public int  getReceiveBufferSize() throws SocketException
public void setReceiveBufferSize(int size) throws SocketException

Setting SO_RCVBUF on a server socket is like calling setReceiveBufferSize() on each individual socket returned by accept() (except that you can’t change the receive buffer size after the socket has been accepted). Recall from the previous chapter that this option suggests a value for the size of the individual IP packets in the stream. Faster connections will want to use larger buffers, although most of the time the default value is fine.

You can set this option before or after the server socket is bound, unless you want to set a receive buffer size larger than 64K. In that case, you must set the option on an unbound ServerSocket before binding it. For example:

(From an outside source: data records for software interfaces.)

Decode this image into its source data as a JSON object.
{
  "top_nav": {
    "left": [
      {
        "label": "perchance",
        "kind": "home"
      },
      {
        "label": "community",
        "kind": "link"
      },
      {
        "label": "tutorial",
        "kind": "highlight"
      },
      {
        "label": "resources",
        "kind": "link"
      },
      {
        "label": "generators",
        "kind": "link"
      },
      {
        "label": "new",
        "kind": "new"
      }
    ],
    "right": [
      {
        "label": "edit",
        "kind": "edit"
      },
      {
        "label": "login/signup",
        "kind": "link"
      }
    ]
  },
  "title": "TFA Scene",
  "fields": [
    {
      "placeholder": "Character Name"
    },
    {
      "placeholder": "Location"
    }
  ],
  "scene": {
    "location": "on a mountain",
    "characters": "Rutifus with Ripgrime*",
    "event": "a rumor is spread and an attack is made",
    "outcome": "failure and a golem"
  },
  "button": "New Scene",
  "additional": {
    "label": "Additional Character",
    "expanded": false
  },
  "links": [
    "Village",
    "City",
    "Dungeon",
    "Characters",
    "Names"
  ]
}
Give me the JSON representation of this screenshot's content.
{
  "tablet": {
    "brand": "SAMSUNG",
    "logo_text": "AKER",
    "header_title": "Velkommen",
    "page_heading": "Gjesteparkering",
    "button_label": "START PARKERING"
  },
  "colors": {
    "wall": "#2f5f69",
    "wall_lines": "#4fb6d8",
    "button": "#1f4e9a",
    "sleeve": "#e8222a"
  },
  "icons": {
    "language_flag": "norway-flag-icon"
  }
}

ServerSocket ss = new ServerSocket();
int receiveBufferSize = ss.getReceiveBufferSize();
if (receiveBufferSize < 131072) {
  ss.setReceiveBufferSize(131072);
}
ss.bind(new InetSocketAddress(8000));
//...

Class of Service

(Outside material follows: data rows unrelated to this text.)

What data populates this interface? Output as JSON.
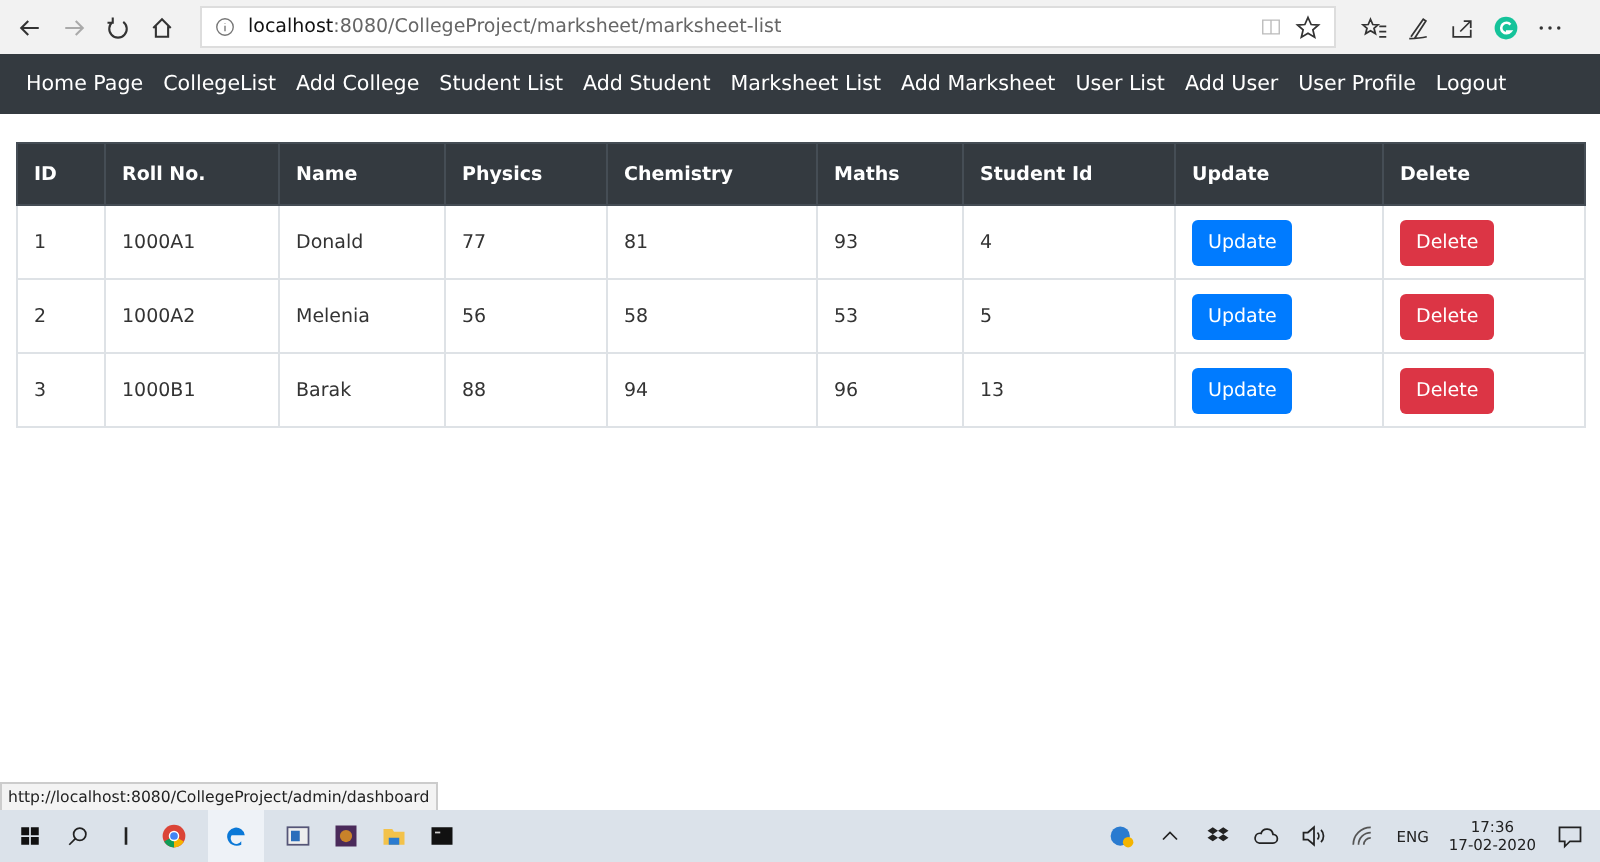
{
  "browser": {
    "url": "**localhost**:8080/CollegeProject/marksheet/marksheet-list"
  },
  "nav": [
    "Home Page",
    "CollegeList",
    "Add College",
    "Student List",
    "Add Student",
    "Marksheet List",
    "Add Marksheet",
    "User List",
    "Add User",
    "User Profile",
    "Logout"
  ],
  "table": {
    "columns": [
      "ID",
      "Roll No.",
      "Name",
      "Physics",
      "Chemistry",
      "Maths",
      "Student Id",
      "Update",
      "Delete"
    ],
    "rows": [
      {
        "cells": [
          "1",
          "1000A1",
          "Donald",
          "77",
          "81",
          "93",
          "4"
        ],
        "update": "Update",
        "delete": "Delete"
      },
      {
        "cells": [
          "2",
          "1000A2",
          "Melenia",
          "56",
          "58",
          "53",
          "5"
        ],
        "update": "Update",
        "delete": "Delete"
      },
      {
        "cells": [
          "3",
          "1000B1",
          "Barak",
          "88",
          "94",
          "96",
          "13"
        ],
        "update": "Update",
        "delete": "Delete"
      }
    ]
  },
  "status_link": "http://localhost:8080/CollegeProject/admin/dashboard",
  "taskbar": {
    "language": "ENG",
    "time": "17:36",
    "date": "17-02-2020"
  }
}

As you learned in the previous chapter, different types of Internet services have different performance needs. For instance, live streaming video of sports needs relatively high bandwidth. On the other hand, a movie might still need high bandwidth but be able to tolerate more delay and latency. Email can be passed over low-bandwidth connections and even held up for several hours without major harm.

Four general traffic classes are defined for TCP:

  • Low cost
  • High reliability
  • Maximum throughput
  • Minimum delay

These traffic classes can be requested for a given Socket. For instance, you can request the minimum delay available at low cost. These measures are all fuzzy and relative, not guarantees of service. Not all routers and native TCP stacks support these classes.

The setPerformancePreferences() method expresses the relative preferences given to connection time, latency, and bandwidth for sockets accepted on this server:

public void setPerformancePreferences(int connectionTime, int latency,
    int bandwidth)

For instance, by setting connectionTime to 2, latency to 1, and bandwidth to 3, you indicate that maximum bandwidth is the most important characteristic, minimum latency is the least important, and connection time is in the middle:

ss.setPerformancePreferences(2, 1, 3);

Exactly how any given VM implements this is implementation dependent. The underlying socket implementation is not required to respect any of these requests. They only provide a hint to the TCP stack about the desired policy. Many implementations including Android ignore these values completely.

Reference